- **WHAT YOU WILL DO**
The answer should consist of each line from the data below that includes "true".

- **RECORDS PROVIDED**
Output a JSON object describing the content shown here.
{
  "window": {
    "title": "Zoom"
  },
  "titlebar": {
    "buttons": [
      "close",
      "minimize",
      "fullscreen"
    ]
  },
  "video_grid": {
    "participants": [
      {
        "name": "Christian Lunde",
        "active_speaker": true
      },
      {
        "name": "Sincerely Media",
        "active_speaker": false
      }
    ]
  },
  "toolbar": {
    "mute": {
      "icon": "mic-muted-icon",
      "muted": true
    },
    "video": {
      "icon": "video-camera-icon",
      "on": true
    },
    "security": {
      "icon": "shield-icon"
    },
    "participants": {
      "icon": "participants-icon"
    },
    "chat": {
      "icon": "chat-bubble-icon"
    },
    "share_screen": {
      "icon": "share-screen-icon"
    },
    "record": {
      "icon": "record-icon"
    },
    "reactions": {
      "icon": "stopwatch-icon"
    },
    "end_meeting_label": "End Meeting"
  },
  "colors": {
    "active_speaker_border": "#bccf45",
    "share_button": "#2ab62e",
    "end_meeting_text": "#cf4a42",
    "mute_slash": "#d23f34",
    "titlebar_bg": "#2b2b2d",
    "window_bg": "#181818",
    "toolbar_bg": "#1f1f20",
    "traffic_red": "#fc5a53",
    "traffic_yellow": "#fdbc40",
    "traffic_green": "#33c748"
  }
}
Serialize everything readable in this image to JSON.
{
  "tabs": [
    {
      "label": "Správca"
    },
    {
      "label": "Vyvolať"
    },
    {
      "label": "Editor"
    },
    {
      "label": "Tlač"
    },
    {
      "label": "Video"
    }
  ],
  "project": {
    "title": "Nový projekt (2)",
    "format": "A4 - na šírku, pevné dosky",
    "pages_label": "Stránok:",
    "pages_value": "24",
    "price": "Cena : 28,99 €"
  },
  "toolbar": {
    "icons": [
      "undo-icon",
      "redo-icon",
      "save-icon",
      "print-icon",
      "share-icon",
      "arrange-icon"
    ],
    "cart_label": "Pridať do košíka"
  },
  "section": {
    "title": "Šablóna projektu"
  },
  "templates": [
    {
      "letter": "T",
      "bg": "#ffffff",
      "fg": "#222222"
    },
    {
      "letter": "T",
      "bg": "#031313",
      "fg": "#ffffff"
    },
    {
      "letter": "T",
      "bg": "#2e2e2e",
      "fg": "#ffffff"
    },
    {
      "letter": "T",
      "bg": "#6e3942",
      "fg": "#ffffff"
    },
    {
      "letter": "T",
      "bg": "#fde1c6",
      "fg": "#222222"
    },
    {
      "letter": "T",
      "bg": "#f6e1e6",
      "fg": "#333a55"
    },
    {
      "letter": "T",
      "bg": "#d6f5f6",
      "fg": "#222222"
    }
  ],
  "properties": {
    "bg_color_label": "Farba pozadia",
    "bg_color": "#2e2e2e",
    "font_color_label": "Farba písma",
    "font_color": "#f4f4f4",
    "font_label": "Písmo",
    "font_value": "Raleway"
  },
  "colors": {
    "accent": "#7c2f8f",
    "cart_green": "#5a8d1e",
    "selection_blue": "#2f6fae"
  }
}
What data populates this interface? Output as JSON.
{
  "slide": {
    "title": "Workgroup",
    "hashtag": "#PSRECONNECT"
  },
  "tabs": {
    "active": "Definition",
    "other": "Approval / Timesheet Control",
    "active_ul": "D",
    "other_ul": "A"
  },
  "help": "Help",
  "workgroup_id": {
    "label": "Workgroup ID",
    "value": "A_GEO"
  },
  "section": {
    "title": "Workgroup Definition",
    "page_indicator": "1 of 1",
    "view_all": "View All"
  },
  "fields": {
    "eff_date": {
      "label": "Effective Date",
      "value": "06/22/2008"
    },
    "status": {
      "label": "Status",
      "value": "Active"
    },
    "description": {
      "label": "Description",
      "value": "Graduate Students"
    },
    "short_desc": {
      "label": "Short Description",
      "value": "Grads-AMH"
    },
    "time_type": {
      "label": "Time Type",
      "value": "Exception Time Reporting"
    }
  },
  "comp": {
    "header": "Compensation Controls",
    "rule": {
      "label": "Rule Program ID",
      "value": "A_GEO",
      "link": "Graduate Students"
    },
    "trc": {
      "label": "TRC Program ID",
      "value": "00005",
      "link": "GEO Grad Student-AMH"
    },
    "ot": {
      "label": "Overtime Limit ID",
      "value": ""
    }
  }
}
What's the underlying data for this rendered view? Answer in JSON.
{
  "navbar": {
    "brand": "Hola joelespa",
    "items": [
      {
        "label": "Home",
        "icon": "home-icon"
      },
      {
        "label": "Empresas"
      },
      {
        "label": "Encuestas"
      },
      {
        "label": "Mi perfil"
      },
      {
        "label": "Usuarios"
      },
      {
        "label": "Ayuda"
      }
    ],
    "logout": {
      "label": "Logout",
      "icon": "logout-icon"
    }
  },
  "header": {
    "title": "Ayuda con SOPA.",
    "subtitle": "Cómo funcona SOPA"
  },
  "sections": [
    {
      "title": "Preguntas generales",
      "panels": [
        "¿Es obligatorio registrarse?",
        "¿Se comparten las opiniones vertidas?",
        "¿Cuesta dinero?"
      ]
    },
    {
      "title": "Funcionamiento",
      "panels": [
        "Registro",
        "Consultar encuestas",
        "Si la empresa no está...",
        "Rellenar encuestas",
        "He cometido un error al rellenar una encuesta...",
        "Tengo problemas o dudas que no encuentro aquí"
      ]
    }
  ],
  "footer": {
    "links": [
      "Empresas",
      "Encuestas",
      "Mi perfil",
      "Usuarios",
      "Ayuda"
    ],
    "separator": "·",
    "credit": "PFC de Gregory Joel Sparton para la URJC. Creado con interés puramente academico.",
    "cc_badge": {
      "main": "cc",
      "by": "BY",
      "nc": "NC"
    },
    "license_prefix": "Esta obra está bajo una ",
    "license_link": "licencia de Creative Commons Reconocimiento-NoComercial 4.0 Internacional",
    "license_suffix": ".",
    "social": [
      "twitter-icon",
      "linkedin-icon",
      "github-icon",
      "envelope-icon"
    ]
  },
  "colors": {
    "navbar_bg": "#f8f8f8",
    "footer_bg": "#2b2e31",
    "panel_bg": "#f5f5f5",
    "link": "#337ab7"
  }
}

- **OUTPUT OF THE EXERCISE**
        "active_speaker": true
      "muted": true
      "on": true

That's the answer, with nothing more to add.